→ **WORK TASK**
From the entries below, gather every line containing the string "selected".
#### EXTRACTED DATA ####
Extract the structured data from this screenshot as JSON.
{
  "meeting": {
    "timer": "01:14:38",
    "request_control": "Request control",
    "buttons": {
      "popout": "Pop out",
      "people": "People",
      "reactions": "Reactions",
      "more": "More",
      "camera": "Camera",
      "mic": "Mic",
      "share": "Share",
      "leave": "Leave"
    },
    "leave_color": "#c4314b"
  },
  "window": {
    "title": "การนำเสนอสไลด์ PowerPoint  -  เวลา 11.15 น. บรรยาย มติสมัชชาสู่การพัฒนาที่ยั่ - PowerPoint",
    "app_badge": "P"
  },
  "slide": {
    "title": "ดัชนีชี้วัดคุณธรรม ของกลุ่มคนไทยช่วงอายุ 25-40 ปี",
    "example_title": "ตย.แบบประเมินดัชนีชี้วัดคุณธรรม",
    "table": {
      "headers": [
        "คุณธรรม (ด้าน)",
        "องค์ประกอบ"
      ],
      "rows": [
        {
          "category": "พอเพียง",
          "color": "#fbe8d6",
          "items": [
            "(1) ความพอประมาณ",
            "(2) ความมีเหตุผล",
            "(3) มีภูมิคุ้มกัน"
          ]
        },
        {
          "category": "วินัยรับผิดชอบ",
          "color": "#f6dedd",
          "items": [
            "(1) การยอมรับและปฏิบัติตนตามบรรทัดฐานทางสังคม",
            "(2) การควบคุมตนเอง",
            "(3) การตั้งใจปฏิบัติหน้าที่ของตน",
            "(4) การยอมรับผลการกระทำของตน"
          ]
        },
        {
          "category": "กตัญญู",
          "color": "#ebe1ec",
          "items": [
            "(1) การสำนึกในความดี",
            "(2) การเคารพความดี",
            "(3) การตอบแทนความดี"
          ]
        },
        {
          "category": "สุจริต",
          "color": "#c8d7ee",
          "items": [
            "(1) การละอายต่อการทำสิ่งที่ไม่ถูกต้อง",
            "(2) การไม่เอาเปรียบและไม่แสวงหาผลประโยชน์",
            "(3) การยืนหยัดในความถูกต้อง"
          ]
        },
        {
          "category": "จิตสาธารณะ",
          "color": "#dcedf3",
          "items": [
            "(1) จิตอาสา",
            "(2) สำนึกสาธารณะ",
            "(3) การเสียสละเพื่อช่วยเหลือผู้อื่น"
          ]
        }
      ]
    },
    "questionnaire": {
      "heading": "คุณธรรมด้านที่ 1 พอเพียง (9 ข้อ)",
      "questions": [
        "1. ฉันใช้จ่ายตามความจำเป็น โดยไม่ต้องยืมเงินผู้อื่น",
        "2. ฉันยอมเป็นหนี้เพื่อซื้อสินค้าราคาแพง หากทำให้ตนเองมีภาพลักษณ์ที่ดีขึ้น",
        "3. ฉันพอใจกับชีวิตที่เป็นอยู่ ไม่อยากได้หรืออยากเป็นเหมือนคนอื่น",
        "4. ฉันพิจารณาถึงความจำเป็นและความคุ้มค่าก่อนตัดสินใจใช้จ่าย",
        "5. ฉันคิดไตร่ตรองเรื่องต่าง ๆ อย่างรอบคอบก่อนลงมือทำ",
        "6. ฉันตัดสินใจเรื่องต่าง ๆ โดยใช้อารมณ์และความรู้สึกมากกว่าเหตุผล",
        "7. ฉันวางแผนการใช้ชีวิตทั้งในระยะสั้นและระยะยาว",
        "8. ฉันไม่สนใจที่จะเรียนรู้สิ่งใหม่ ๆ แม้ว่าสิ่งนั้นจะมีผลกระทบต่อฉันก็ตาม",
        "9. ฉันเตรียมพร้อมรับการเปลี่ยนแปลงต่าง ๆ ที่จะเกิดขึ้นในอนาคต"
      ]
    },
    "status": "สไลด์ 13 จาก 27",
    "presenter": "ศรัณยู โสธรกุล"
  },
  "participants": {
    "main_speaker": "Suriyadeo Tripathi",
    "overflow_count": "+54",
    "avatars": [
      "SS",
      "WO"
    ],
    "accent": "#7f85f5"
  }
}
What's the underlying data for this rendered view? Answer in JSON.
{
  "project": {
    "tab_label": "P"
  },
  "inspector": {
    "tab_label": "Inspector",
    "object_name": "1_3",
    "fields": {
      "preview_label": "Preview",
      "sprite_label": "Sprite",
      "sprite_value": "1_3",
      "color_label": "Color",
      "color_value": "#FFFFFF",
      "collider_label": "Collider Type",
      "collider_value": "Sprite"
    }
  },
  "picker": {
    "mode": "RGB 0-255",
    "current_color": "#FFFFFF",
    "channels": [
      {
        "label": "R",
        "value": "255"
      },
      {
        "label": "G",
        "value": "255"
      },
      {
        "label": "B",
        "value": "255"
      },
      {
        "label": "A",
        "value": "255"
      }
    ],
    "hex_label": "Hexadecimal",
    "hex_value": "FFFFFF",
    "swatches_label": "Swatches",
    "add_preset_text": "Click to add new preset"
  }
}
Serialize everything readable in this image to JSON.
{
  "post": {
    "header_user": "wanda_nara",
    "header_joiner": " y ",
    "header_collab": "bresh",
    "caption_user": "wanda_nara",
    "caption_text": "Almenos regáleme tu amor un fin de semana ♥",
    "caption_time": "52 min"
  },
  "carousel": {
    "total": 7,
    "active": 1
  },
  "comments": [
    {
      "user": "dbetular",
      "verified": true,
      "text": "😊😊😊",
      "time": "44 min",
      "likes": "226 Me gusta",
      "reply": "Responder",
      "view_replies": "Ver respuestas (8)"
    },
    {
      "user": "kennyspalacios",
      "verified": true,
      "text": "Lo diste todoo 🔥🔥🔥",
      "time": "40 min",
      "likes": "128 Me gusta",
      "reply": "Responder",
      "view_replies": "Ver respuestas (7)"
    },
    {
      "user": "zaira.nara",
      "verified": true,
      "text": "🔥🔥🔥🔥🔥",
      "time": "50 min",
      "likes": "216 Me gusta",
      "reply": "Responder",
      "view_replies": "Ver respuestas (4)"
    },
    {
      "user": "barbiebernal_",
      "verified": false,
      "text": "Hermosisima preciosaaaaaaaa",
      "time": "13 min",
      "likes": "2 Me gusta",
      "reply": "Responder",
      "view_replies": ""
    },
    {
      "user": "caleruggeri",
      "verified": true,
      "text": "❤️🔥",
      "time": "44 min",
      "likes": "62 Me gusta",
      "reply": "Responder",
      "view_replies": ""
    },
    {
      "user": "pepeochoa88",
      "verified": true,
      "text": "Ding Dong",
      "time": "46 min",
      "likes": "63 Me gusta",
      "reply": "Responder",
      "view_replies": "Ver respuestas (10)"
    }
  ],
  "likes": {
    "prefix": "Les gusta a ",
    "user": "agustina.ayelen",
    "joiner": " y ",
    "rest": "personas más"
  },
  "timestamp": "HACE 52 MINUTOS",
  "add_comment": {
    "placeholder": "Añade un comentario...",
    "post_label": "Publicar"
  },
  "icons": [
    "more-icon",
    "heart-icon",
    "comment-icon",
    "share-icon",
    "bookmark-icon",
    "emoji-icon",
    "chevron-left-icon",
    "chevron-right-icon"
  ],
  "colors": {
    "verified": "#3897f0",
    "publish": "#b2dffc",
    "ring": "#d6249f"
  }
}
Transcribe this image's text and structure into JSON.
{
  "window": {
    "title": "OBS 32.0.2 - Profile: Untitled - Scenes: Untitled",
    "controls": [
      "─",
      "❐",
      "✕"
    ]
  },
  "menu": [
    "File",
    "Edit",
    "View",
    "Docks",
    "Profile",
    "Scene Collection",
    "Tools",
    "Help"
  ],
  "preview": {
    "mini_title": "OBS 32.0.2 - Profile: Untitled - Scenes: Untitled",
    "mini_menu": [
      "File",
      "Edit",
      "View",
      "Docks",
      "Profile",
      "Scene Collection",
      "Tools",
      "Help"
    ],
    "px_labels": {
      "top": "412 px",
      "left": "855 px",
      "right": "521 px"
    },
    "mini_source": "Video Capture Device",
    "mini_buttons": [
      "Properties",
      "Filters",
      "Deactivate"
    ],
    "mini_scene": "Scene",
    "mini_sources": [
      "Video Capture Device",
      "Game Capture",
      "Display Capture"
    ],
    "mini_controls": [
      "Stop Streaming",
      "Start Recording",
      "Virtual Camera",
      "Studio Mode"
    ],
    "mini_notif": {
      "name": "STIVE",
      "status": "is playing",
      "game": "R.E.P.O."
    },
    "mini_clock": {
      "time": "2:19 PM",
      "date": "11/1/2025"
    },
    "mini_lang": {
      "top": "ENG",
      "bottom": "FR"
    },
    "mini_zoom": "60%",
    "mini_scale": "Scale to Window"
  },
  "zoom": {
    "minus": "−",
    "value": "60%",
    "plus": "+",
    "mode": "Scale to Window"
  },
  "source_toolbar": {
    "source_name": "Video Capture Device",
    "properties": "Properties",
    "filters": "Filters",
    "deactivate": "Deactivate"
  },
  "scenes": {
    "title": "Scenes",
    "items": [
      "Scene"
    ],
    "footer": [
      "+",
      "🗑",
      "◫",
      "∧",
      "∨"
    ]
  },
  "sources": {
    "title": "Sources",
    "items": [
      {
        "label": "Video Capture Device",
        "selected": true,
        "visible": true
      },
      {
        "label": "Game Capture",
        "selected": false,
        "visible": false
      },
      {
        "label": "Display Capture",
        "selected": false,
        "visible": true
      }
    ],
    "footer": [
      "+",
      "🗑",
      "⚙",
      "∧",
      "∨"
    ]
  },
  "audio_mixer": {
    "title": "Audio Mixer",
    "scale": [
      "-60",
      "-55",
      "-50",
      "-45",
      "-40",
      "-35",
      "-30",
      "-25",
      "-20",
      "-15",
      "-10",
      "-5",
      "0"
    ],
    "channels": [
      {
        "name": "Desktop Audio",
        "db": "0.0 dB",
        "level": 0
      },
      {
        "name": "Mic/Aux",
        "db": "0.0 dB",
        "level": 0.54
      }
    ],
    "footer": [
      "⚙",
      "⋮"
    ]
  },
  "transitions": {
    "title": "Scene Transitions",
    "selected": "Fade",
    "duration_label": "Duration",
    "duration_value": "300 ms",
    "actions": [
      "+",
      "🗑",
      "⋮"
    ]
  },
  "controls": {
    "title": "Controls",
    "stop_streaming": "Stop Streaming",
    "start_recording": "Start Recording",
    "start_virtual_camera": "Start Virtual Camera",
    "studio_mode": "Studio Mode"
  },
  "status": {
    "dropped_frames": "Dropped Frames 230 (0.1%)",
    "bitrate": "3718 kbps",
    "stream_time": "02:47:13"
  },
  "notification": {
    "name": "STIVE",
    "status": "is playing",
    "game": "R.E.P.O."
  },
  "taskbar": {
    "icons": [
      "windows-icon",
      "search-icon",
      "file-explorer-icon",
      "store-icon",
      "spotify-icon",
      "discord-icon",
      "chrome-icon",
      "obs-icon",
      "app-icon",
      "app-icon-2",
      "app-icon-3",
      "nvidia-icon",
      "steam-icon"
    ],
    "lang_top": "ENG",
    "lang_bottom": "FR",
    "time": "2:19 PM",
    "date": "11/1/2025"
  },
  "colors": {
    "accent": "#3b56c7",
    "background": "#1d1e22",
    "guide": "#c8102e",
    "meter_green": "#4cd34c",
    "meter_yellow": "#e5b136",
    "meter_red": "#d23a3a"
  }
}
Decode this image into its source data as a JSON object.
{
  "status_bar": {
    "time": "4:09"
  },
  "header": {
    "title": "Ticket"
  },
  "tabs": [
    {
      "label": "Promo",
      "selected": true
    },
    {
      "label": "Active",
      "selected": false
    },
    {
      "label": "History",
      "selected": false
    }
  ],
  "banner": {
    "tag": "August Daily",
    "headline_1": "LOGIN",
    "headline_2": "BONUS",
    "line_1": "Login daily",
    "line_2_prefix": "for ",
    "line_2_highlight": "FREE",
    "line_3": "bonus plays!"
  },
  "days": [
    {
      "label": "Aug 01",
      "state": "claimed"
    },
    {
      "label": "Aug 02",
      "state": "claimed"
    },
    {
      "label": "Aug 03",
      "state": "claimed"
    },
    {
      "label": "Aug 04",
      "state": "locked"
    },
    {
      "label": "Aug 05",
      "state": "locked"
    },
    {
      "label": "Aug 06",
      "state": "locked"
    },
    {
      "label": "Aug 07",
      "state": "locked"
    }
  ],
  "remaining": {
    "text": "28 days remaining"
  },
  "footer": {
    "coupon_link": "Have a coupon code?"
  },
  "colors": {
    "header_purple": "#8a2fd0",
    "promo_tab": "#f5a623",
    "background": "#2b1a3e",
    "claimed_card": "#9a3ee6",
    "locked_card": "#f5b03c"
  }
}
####
→ **ANSWER FOR THIS EXERCISE**
        "selected": true,
        "selected": false,
        "selected": false,
    "selected": "Fade",
      "selected": true
      "selected": false
      "selected": false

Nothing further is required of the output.